“The first source of pollution is the interior”

Today, it takes seven years on average between the appearance of the first symptoms and the first consultation with an allergist. No wonder according to Professor Frédéric de Blay, pulmonologist-allergist at the University Hospitals of Strasbourg. “Like all specialists, the number of allergists has dropped: there are only 1,000 left. That’s not a lot to take care of 30% of the population”, points to the doctor, who speaks of“silent epidemic”.

At the head of the French Federation of Allergology, he is working with the Ministry of Health to create a care pathway based on several professionals, including medical advisers in the indoor environment. Still not very widespread, these practitioners go to the homes of allergic patients to identify the presence of mold or chemical pollutants, but also to help them organize their space, “for example an anti-dust mite chamber”says Professor de Blay, inventor in 1991 of this profession which now has 200 representatives in France.

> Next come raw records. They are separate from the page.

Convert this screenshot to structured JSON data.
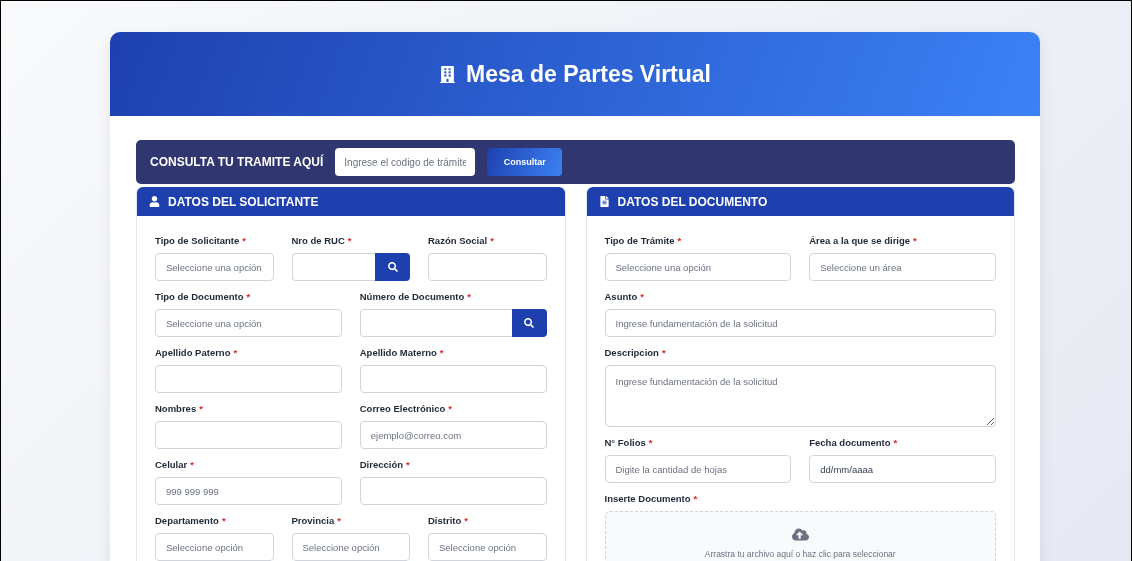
{
  "header": {
    "title": "Mesa de Partes Virtual"
  },
  "consulta": {
    "label": "CONSULTA TU TRAMITE AQUÍ",
    "placeholder": "Ingrese el codigo de trámite",
    "button": "Consultar"
  },
  "panels": [
    {
      "kind": "person",
      "title": "DATOS DEL SOLICITANTE",
      "rows": [
        [
          {
            "label": "Tipo de Solicitante",
            "mark": "*",
            "kind": "select",
            "placeholder": "Seleccione una opción"
          },
          {
            "label": "Nro de RUC",
            "mark": "*",
            "kind": "search"
          },
          {
            "label": "Razón Social",
            "mark": "*",
            "kind": "input"
          }
        ],
        [
          {
            "label": "Tipo de Documento",
            "mark": "*",
            "kind": "select",
            "placeholder": "Seleccione una opción"
          },
          {
            "label": "Número de Documento",
            "mark": "*",
            "kind": "search"
          }
        ],
        [
          {
            "label": "Apellido Paterno",
            "mark": "*",
            "kind": "input"
          },
          {
            "label": "Apellido Materno",
            "mark": "*",
            "kind": "input"
          }
        ],
        [
          {
            "label": "Nombres",
            "mark": "*",
            "kind": "input"
          },
          {
            "label": "Correo Electrónico",
            "mark": "*",
            "kind": "input",
            "placeholder": "ejemplo@correo.com"
          }
        ],
        [
          {
            "label": "Celular",
            "mark": "*",
            "kind": "input",
            "placeholder": "999 999 999"
          },
          {
            "label": "Dirección",
            "mark": "*",
            "kind": "input"
          }
        ],
        [
          {
            "label": "Departamento",
            "mark": "*",
            "kind": "select",
            "placeholder": "Seleccione opción"
          },
          {
            "label": "Provincia",
            "mark": "*",
            "kind": "select",
            "placeholder": "Seleccione opción"
          },
          {
            "label": "Distrito",
            "mark": "*",
            "kind": "select",
            "placeholder": "Seleccione opción"
          }
        ]
      ]
    },
    {
      "kind": "document",
      "title": "DATOS DEL DOCUMENTO",
      "rows": [
        [
          {
            "label": "Tipo de Trámite",
            "mark": "*",
            "kind": "select",
            "placeholder": "Seleccione una opción"
          },
          {
            "label": "Área a la que se dirige",
            "mark": "*",
            "kind": "select",
            "placeholder": "Seleccione un área"
          }
        ],
        [
          {
            "label": "Asunto",
            "mark": "*",
            "kind": "input",
            "placeholder": "Ingrese fundamentación de la solicitud"
          }
        ],
        [
          {
            "label": "Descripcion",
            "mark": "*",
            "kind": "textarea",
            "placeholder": "Ingrese fundamentación de la solicitud"
          }
        ],
        [
          {
            "label": "N° Folios",
            "mark": "*",
            "kind": "input",
            "placeholder": "Digite la cantidad de hojas"
          },
          {
            "label": "Fecha documento",
            "mark": "*",
            "kind": "date",
            "value": "dd/mm/aaaa"
          }
        ],
        [
          {
            "label": "Inserte Documento",
            "mark": "*",
            "kind": "upload",
            "text": "Arrastra tu archivo aquí o haz clic para seleccionar"
          }
        ]
      ]
    }
  ]
}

“We often talk about air pollution, but contrary to popular belief, the primary source of pollution is indoors,” insists Frédéric Le Guillou, president of the association Respiratory health France. To avoid the onset of allergies, this pulmonologist recommends regularly ventilating your home, limiting heating – “the first source of microparticle pollution, in front of the car! » –, to avoid open fires or scented candles. “Whether to protect yourself from a virus like Covid or from pollen, wearing a mask during the pollen period can be very useful because it will filter around 70% of the particles”, adds the specialist.

In cities, green spaces to be redeveloped

Simple gestures on which the authorities do not communicate enough, believes Chantal Raherison-Semjen. “Globally, guardianship tends to underestimate the environmental dimension of respiratory diseases”regrets the pulmonologist, citing the still unknown impact of thunderstorms on allergies. “Their occurrence during the pollen season leads to the fragmentation of the pollen which then becomes more allergenic. In Australia and Britain, this has led to veritable epidemics of asthma attacks,” she warns.

For his part, Samuel Monnier is campaigning for development of green spaces take better account of the health dimension. “Some cities continue to plant birch trees, which are very allergenic, in large quantities. In Mulhouse, you can find them at all the roundabouts. In Lyon, we have just planted 400 in a new park. It is true that it is pretty with its beautiful white trunk, but there are alternatives”, raises the specialist, who refers to the information guide on urban vegetation developed by the RNSA to guide municipalities.

Birch or not, urban life favors the development of allergies, including food allergies – the latter doubled between 1980 and 2000. “This is not only due to pollution, but to many other factors such as maternal stress during pregnancy, the microbiota…”, emphasizes Professor de Blay. “Too much hygiene also promotes an imbalance in the parasite balance and therefore the development of allergies, adds Frédéric Le Guillou. Conversely, several studies show that certain communities, which live in contact with animals, have no allergies and almost no asthma because their immune system is educated. »


Allergy, fourth disease in the world

According to the World Health Organization (WHO), allergy is the fourth most frequent disease after cancer, cardiovascular pathologies and AIDS.

The appearance of an allergy occurs in two stages. First a first phase of sensitization to the allergen which goes unnoticed, then a second phase of revelation during which the symptoms are triggered.

Whatever its origin (air, food, drug, etc.), this hypersensitivity to certain allergens can manifest itself at all ages of life. In the most serious cases, it gives rise to anaphylactic shock, requiring an injection of adrenaline.

2023-05-03 16:00:43

#pollen #allergies #silent #epidemic